Long-term drought persisted throughout Australia when the normally rainy winter month of August yielded little rain. Most of southern and central Australia received below-average rainfall during the winter, and parts of South Australia and New South Wales recorded their lowest rainfall totals since record-keeping began, said the Australian Bureau of Agriculture and Resource Economics (ABARE) in their September 2007 Crop Report (pdf). This vegetation anomaly image shows the impact of the dry winter on southwestern Australia’s grain belt.
Though Western Australia received more rain than other parts of the country, conditions were still dry. Regions where plants were growing more slowly or producing fewer leaves than average (as measured between 2000 and 2006) are brown, while better-than-average conditions are green. A sprinkling of green is scattered across crop areas in the south, where ABARE reported that rain fell, while a strip of dark brown points to poor conditions in the northwest. This location, too, corresponds with ABARE reports of scant rainfall in the north.
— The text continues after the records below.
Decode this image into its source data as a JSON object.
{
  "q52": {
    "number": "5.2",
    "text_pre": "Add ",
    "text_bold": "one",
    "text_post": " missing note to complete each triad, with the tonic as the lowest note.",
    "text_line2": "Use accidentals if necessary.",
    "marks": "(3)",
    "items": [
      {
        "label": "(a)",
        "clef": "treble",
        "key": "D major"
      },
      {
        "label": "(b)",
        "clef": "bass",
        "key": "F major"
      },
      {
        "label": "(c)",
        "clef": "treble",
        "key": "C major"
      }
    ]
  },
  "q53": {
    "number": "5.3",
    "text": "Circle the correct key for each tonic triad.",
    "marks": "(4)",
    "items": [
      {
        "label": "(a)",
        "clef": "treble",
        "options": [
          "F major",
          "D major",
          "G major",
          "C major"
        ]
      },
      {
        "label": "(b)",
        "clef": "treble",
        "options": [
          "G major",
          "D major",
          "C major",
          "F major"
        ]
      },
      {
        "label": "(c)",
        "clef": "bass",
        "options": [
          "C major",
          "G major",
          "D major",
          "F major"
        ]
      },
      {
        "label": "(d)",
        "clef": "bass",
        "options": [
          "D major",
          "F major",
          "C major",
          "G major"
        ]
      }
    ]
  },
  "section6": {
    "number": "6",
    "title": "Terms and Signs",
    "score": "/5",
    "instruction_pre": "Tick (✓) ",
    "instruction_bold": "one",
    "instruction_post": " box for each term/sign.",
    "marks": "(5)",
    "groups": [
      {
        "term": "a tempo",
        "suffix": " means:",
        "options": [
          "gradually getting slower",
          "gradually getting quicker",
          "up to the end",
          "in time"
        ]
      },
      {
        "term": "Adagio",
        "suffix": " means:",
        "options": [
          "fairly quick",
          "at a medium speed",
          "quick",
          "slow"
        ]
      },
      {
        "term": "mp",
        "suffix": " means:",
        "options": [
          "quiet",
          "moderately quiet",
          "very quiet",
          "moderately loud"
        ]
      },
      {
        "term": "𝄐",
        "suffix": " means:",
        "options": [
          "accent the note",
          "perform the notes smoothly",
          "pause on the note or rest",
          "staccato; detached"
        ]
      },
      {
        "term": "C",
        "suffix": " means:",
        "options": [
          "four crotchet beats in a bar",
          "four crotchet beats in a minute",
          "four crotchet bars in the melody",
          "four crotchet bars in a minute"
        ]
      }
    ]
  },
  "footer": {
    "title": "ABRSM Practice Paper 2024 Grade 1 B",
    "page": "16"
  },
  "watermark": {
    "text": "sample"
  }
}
The image was made with data collected by the Moderate Resolution Imaging Spectroradiometer (MODIS) on NASA’s Terra satellite between August 13 and August 28, 2007. Rainfall in early September stabilized the winter crops, leading to a predicted yield of 8.7 million tons in the 2007-2008 growing season, an increase from crops produced in 2006-2007, said ABARE.